Being in the moment while breathing and posing with your partner can reinvigorate your connection, making you both feel more satisfied in your relationship.
2. Improved intimacy and sex life
Couples yoga may also help to increase both arousal and sexual satisfaction. A study from Loyola University Health System found that partner yoga can help couples who are struggling with sexual dysfunction.
It’s important to note that couples yoga isn’t sexual in nature. It’s a form of yoga that utilizes two people to synch their breathing, postures, and movements. However, this can increase intimacy as it requires new levels of trust, communication, and connection.
One reason yoga may improve your sex life is due to increased communication through touch and movement. Lehrman notes that “Conflict in relationships can stem from couples feeling out of sync, distant, or disconnected. In couples yoga, the act of moving together can help couples feel more in sync.”
Studies have shown that practicing yoga can improve and in fact, some couples’ therapists are now incorporating partner yoga into their counseling sessions to help couples improve their sex lives and create a stronger relationship.
3. Increased communication and trust
In order to construct the poses in a couples yoga session, you must rely and lean on your partner throughout (both literally and metaphorically!), as well as constantly communicating verbally and nonverbally. This requires trust, support, and most importantly, vulnerability.
Physical touch can be a language of its own as Lehrman notes, a way to convey a sense of nurturing and express deep emotions without using words. She says “Conscious and consensual human touch has the capacity to communicate to another person that they are seen, appreciated, cared for, loved, accepted, valued, worthy, and safe.”
Additionally, coordinated nonverbal movement like that found in the rhythmic breathing and posing of couples yoga can help couples feel “more affectively attuned to each other,” according to a study from the British Psychological Society.
Matching your partner’s moves, also called mimicry, can help to increase empathy and bonding, according to the study. Because partners must rely on each other to stay balanced and strong in poses, this can help to improve communication. The flowing postures, the push and pull, and the reliance on someone else creates connection because participants must be fully engaged in the moment and in the movements.
4. Reduced anxiety and stress
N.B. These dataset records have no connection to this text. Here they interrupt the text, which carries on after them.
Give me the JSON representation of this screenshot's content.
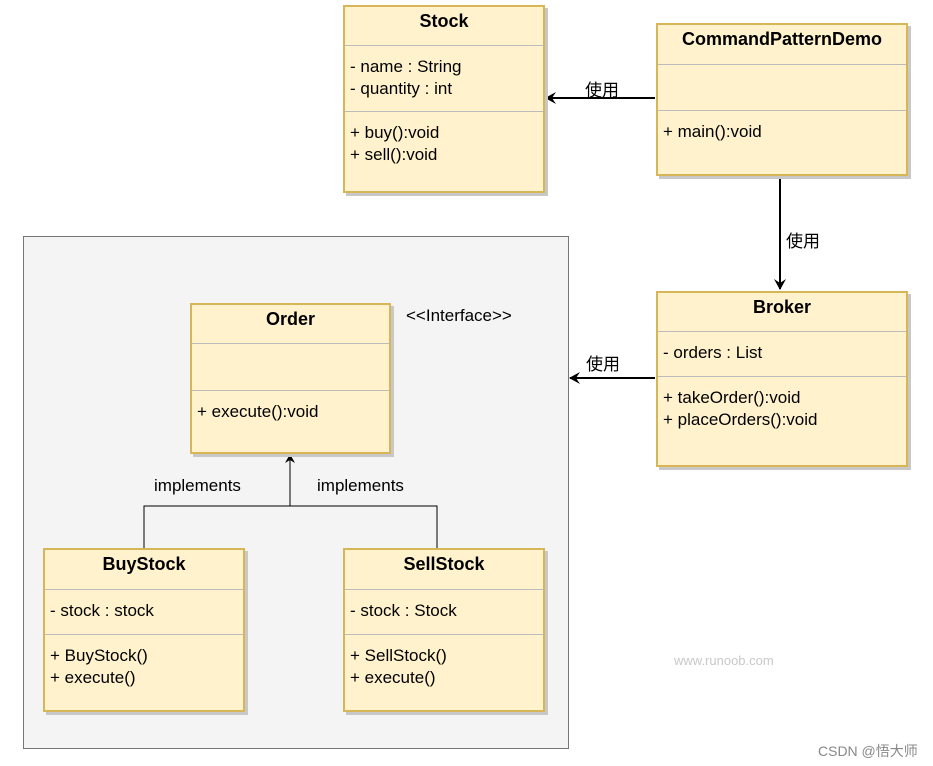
{
  "classes": {
    "stock": {
      "name": "Stock",
      "attributes": [
        "- name : String",
        "- quantity : int"
      ],
      "methods": [
        "+ buy():void",
        "+ sell():void"
      ]
    },
    "demo": {
      "name": "CommandPatternDemo",
      "attributes": [],
      "methods": [
        "+ main():void"
      ]
    },
    "broker": {
      "name": "Broker",
      "attributes": [
        "- orders : List"
      ],
      "methods": [
        "+ takeOrder():void",
        "+ placeOrders():void"
      ]
    },
    "order": {
      "name": "Order",
      "attributes": [],
      "methods": [
        "+ execute():void"
      ]
    },
    "buystock": {
      "name": "BuyStock",
      "attributes": [
        "- stock : stock"
      ],
      "methods": [
        "+ BuyStock()",
        "+ execute()"
      ]
    },
    "sellstock": {
      "name": "SellStock",
      "attributes": [
        "- stock : Stock"
      ],
      "methods": [
        "+ SellStock()",
        "+ execute()"
      ]
    }
  },
  "labels": {
    "uses_demo_stock": "使用",
    "uses_demo_broker": "使用",
    "uses_broker_orders": "使用",
    "interface_stereotype": "<<Interface>>",
    "implements_buy": "implements",
    "implements_sell": "implements"
  },
  "watermarks": {
    "site": "www.runoob.com",
    "author": "CSDN @悟大师"
  },
  "colors": {
    "class_fill": "#fff2cc",
    "class_border": "#d6b656",
    "container_fill": "#f4f4f4"
  }
}
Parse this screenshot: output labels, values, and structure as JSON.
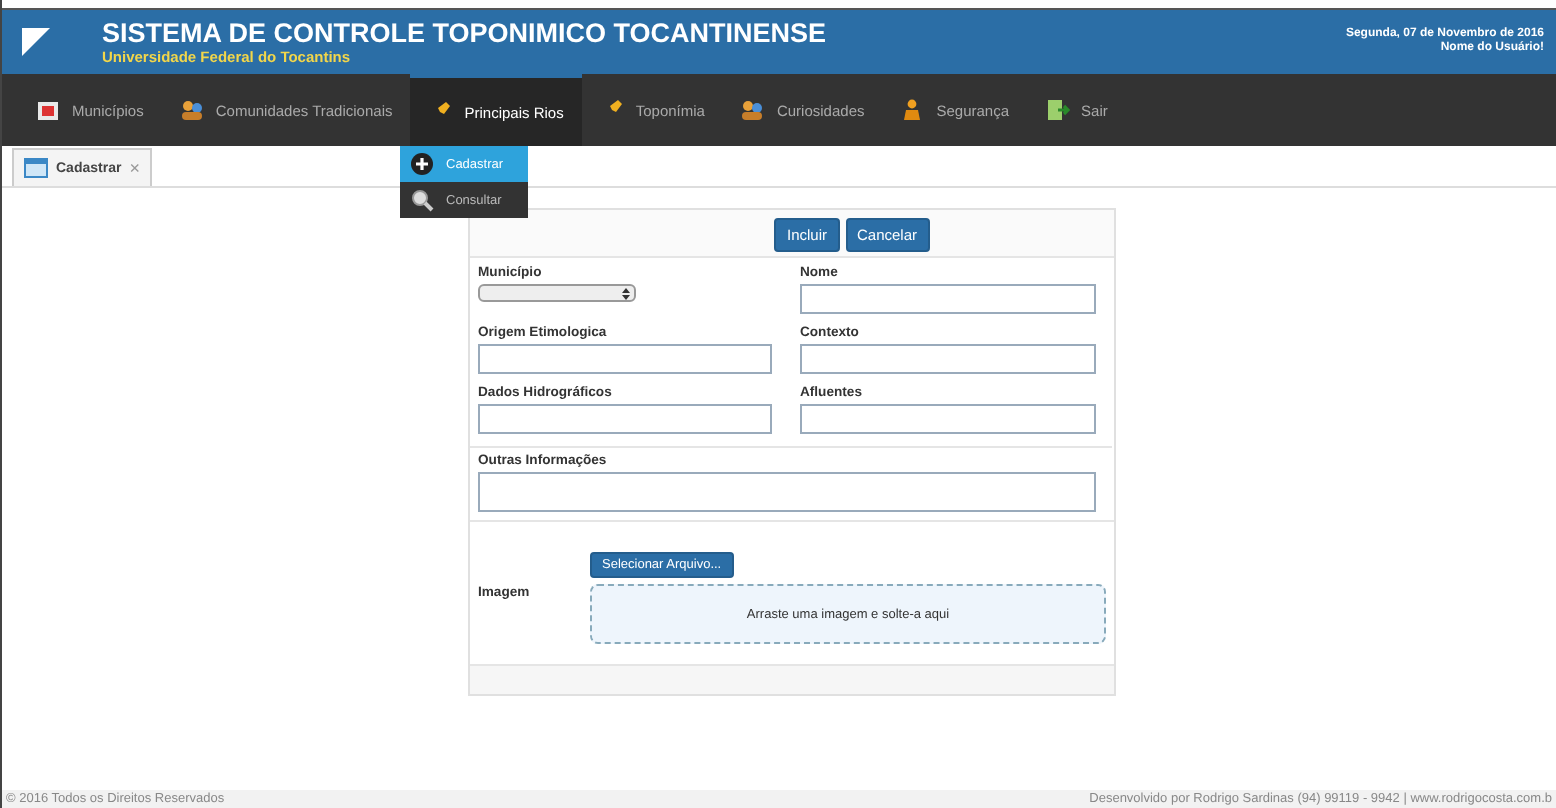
{
  "header": {
    "title": "SISTEMA DE CONTROLE TOPONIMICO TOCANTINENSE",
    "subtitle": "Universidade Federal do Tocantins",
    "date": "Segunda, 07 de Novembro de 2016",
    "user": "Nome do Usuário!"
  },
  "nav": [
    {
      "label": "Municípios",
      "kind": "calendar",
      "selected": false
    },
    {
      "label": "Comunidades Tradicionais",
      "kind": "people",
      "selected": false
    },
    {
      "label": "Principais Rios",
      "kind": "pin",
      "selected": true
    },
    {
      "label": "Toponímia",
      "kind": "pin",
      "selected": false
    },
    {
      "label": "Curiosidades",
      "kind": "people",
      "selected": false
    },
    {
      "label": "Segurança",
      "kind": "person",
      "selected": false
    },
    {
      "label": "Sair",
      "kind": "exit",
      "selected": false
    }
  ],
  "dropdown": [
    {
      "label": "Cadastrar",
      "kind": "plus",
      "selected": true
    },
    {
      "label": "Consultar",
      "kind": "search",
      "selected": false
    }
  ],
  "tabs": [
    {
      "label": "Cadastrar",
      "close": "×"
    }
  ],
  "form": {
    "buttons": [
      "Incluir",
      "Cancelar"
    ],
    "fields": [
      {
        "label": "Município",
        "kind": "select"
      },
      {
        "label": "Nome",
        "kind": "text"
      },
      {
        "label": "Origem Etimologica",
        "kind": "text"
      },
      {
        "label": "Contexto",
        "kind": "text"
      },
      {
        "label": "Dados Hidrográficos",
        "kind": "text"
      },
      {
        "label": "Afluentes",
        "kind": "text"
      },
      {
        "label": "Outras Informações",
        "kind": "textarea"
      }
    ],
    "image": {
      "label": "Imagem",
      "button": "Selecionar Arquivo...",
      "dropzone": "Arraste uma imagem e solte-a aqui"
    }
  },
  "footer": {
    "left": "© 2016 Todos os Direitos Reservados",
    "right": "Desenvolvido por Rodrigo Sardinas (94) 99119 - 9942 | www.rodrigocosta.com.b"
  }
}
While most yoga practices help to lower stress and reduce anxiety, couples yoga offers a special bonus thanks to the power of your significant other’s touch. A study published in Psychological Science found that married couples who hold hands felt immediate relief from extreme stress. The spousal hand-holding provided a stronger neural response than holding the hand of a stranger. Thus, just merely touching your partner can reduce anxiety by helping to mitigate the neural response to stress.
Additionally, as Lehrman notes, certain poses like backbends and Camel Pose are designed to help open up certain areas of the body. This can create space for new energy and provide relief from physical and emotional stress, tension, and pain.
Whether you practice yoga to release tension, to build strength and flexibility, to focus on mindfulness, or a combination of all, couples yoga has the added perk of strengthening your bond. And that is something we can say Namaste to.
One simple pose to try with your partner: Back-to-back breathing
- Sit in a comfortable position facing away from your partner, with backs resting against each another and feet in a cross-legged position.
- Sit up straight, shoulders straight and away from your ears, arms relaxed, and begin to alternate breathing.
- When your partner deeply inhales, you deeply exhale, and so on.
- Repeat for 10 breaths, and repeat 3 times.
This breathing posture will help to increase mindfulness, relaxation, and connection with your partner.